World Neighbors Awarded $4 Million From Bill & Melinda Gates Foundation
Gift will be used to expand and strengthen women's health programs in developing countries
OKLAHOMA CITY -- , an Oklahoma City-based international development organization, announced today that the Bill & Melinda Gates Foundation has approved a grant of $4 million for expanding and sustaining reproductive health and family planning in rural communities of Asia, Africa and Latin America. The three-year grant will be used to expand and strengthen programs in rural India, Nepal, Kenya, Burkina Faso, Haiti and Ecuador. The program will help improve income in rural communities, and organize women to meet population, poverty and development objectives in a sustainable manner.
Subsistence farming communities in the developing world make up one fifth of the world's population, have high fertility rates and have traditionally not responded well to family planning programs. World Neighbors has been a pioneer in combining family planning and reproductive health education with agriculture, community health, natural resource management, income-generation and strengthening the capacity of communities to organize and implement their own programs. Results have clearly shown that this integrated approach is two to three times more effective in encouraging smaller, healthier families than stand-alone family planning programs.
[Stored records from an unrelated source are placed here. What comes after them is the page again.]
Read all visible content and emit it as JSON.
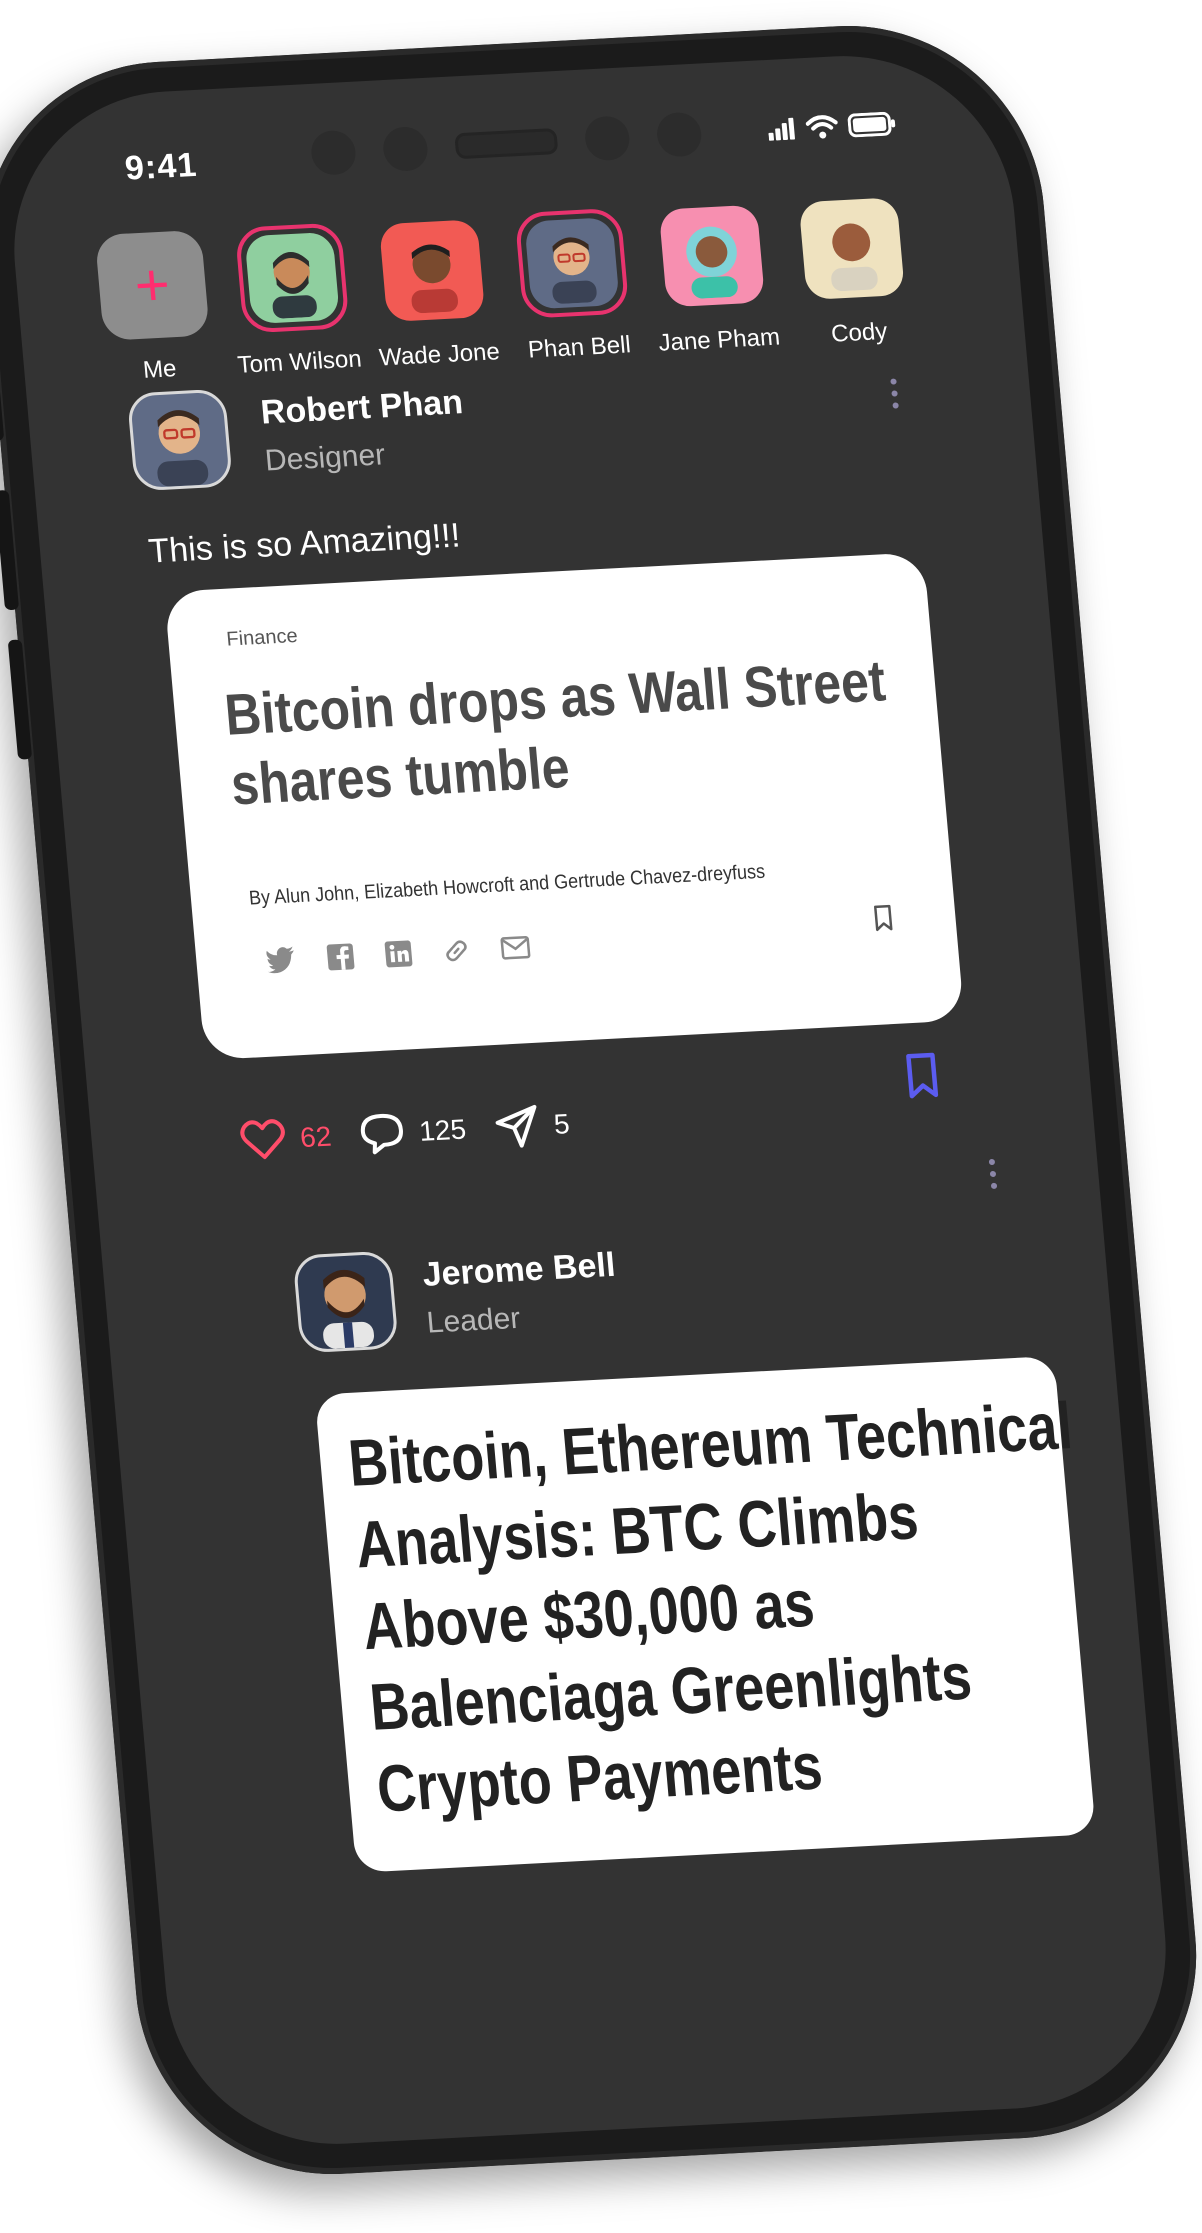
{
  "status_bar": {
    "time": "9:41"
  },
  "stories": [
    {
      "name": "Me",
      "is_add": true,
      "add_glyph": "+",
      "bg": "#8d8d8d"
    },
    {
      "name": "Tom Wilson",
      "bg": "#8fcf9f",
      "ring": true
    },
    {
      "name": "Wade Jone",
      "bg": "#f25a54",
      "ring": false
    },
    {
      "name": "Phan Bell",
      "bg": "#5f6b86",
      "ring": true
    },
    {
      "name": "Jane Pham",
      "bg": "#f78fb0",
      "ring": false
    },
    {
      "name": "Cody",
      "bg": "#efe2bf",
      "ring": false
    }
  ],
  "posts": [
    {
      "author": "Robert Phan",
      "role": "Designer",
      "caption": "This is so Amazing!!!",
      "card": {
        "tag": "Finance",
        "headline": "Bitcoin drops as Wall Street shares tumble",
        "byline": "By Alun John, Elizabeth Howcroft and Gertrude Chavez-dreyfuss"
      },
      "likes": "62",
      "comments": "125",
      "shares": "5"
    },
    {
      "author": "Jerome Bell",
      "role": "Leader",
      "card": {
        "headline": "Bitcoin, Ethereum Technical Analysis: BTC Climbs Above $30,000 as Balenciaga Greenlights Crypto Payments"
      }
    }
  ],
  "colors": {
    "screen_bg": "#333333",
    "accent_pink": "#e8336e",
    "like_red": "#ff4d6a",
    "bookmark_purple": "#5b5cf0",
    "more_dots": "#8b86a8"
  },
  "icons": {
    "add": "plus-icon",
    "more": "more-vertical-icon",
    "like": "heart-icon",
    "comment": "comment-icon",
    "share": "send-icon",
    "bookmark": "bookmark-icon",
    "twitter": "twitter-icon",
    "facebook": "facebook-icon",
    "linkedin": "linkedin-icon",
    "link": "link-icon",
    "mail": "mail-icon"
  }
}
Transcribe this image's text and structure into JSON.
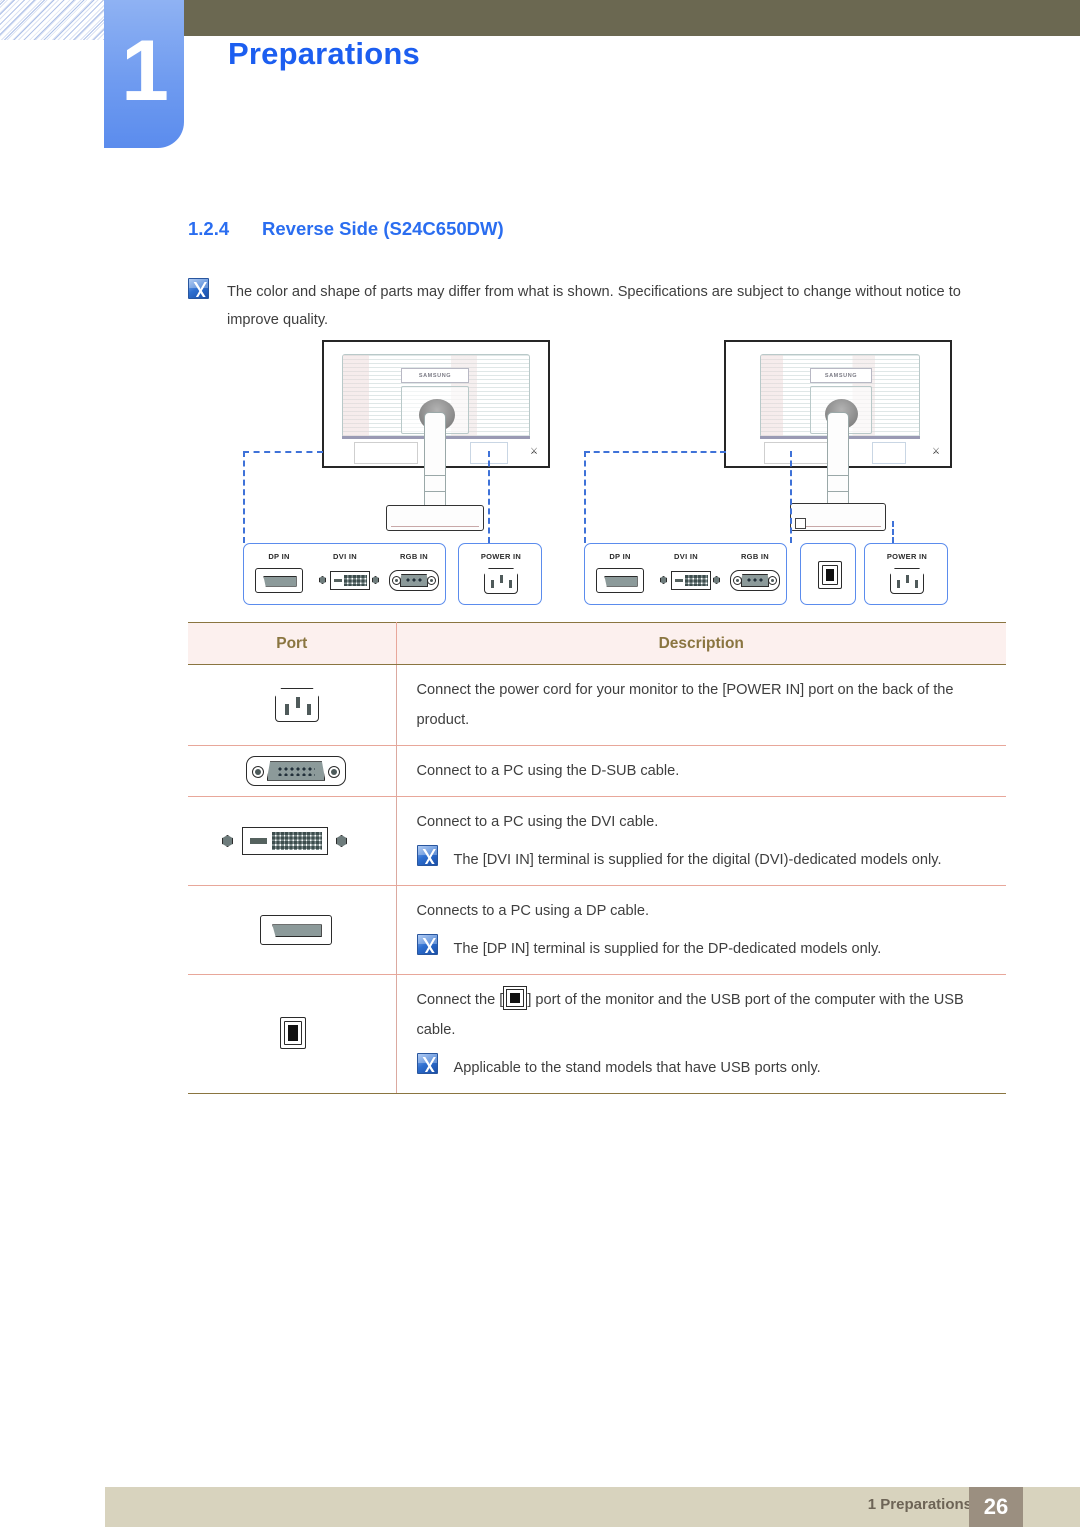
{
  "colors": {
    "header_olive": "#6b6851",
    "chapter_blue": "#6f9bf0",
    "title_blue": "#1c5ef0",
    "heading_blue": "#2a6df0",
    "table_header_bg": "#fcf0ee",
    "table_header_text": "#8a7540",
    "table_border_olive": "#8a7540",
    "table_row_divider": "#e8a79a",
    "footer_bar": "#d8d3be",
    "footer_page_box": "#9b8f80",
    "callout_border": "#5b8ced",
    "dashed_line": "#3f72d8"
  },
  "header": {
    "chapter_number": "1",
    "chapter_title": "Preparations"
  },
  "section": {
    "number": "1.2.4",
    "title": "Reverse Side (S24C650DW)"
  },
  "top_note": {
    "icon": "note-pencil-icon",
    "text": "The color and shape of parts may differ from what is shown. Specifications are subject to change without notice to improve quality."
  },
  "diagrams": {
    "left": {
      "name": "monitor-rear-view-left",
      "logo": "SAMSUNG",
      "callout_groups": [
        {
          "name": "callout-signal-ports",
          "ports": [
            "DP IN",
            "DVI IN",
            "RGB IN"
          ]
        },
        {
          "name": "callout-power-port",
          "ports": [
            "POWER IN"
          ]
        }
      ]
    },
    "right": {
      "name": "monitor-rear-view-right",
      "logo": "SAMSUNG",
      "callout_groups": [
        {
          "name": "callout-signal-ports",
          "ports": [
            "DP IN",
            "DVI IN",
            "RGB IN"
          ]
        },
        {
          "name": "callout-usb-port",
          "ports": [
            ""
          ]
        },
        {
          "name": "callout-power-port",
          "ports": [
            "POWER IN"
          ]
        }
      ]
    }
  },
  "table": {
    "headers": {
      "port": "Port",
      "description": "Description"
    },
    "rows": [
      {
        "port_icon": "power-in-connector-icon",
        "description": "Connect the power cord for your monitor to the [POWER IN] port on the back of the product.",
        "note": null
      },
      {
        "port_icon": "d-sub-vga-connector-icon",
        "description": "Connect to a PC using the D-SUB cable.",
        "note": null
      },
      {
        "port_icon": "dvi-connector-icon",
        "description": "Connect to a PC using the DVI cable.",
        "note": "The [DVI IN] terminal is supplied for the digital (DVI)-dedicated models only."
      },
      {
        "port_icon": "displayport-connector-icon",
        "description": "Connects to a PC using a DP cable.",
        "note": "The [DP IN] terminal is supplied for the DP-dedicated models only."
      },
      {
        "port_icon": "usb-connector-icon",
        "description_before": "Connect the [",
        "description_after": "] port of the monitor and the USB port of the computer with the USB cable.",
        "note": "Applicable to the stand models that have USB ports only."
      }
    ]
  },
  "footer": {
    "label": "1 Preparations",
    "page": "26"
  }
}
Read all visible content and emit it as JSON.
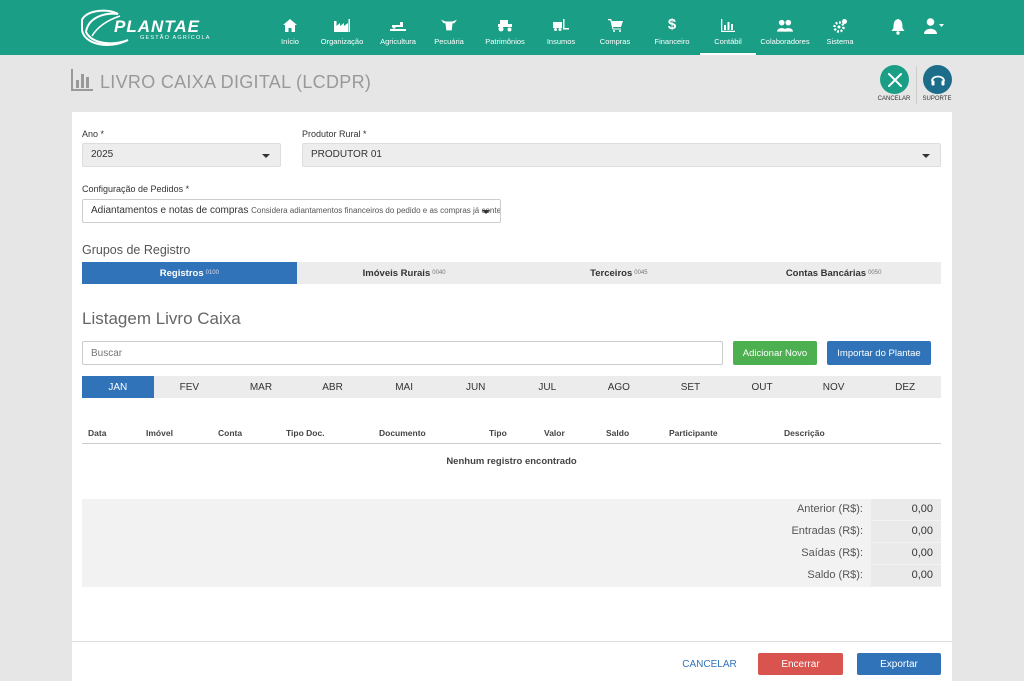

"We are grateful for the confidence this generous grant from Bill and Melinda Gates demonstrates in World Neighbors," said Ron Burkard, World Neighbors executive director. "We approach those we work with in the developing world as equals and respond to the priorities and needs they identify. This grant makes it possible for us to respond to the huge demand for education and services to help improve the nutritional status and survival of mothers and children, reduce HIV/AIDS infection rates, and increase the ability of local people to create solutions to the many challenges they face."
"This grant also reinforces the commitment of the thousands of individual donors who have shared our vision of a better world with their generous voluntary contributions," Burkard said. "Without them, these programs would not have been possible."
World Neighbors, established in 1951 as a private non-sectarian organization, currently operates rural development programs in 18 countries in Africa, Asia, and Latin America. World Neighbors does not solicit or accept U.S. government funds.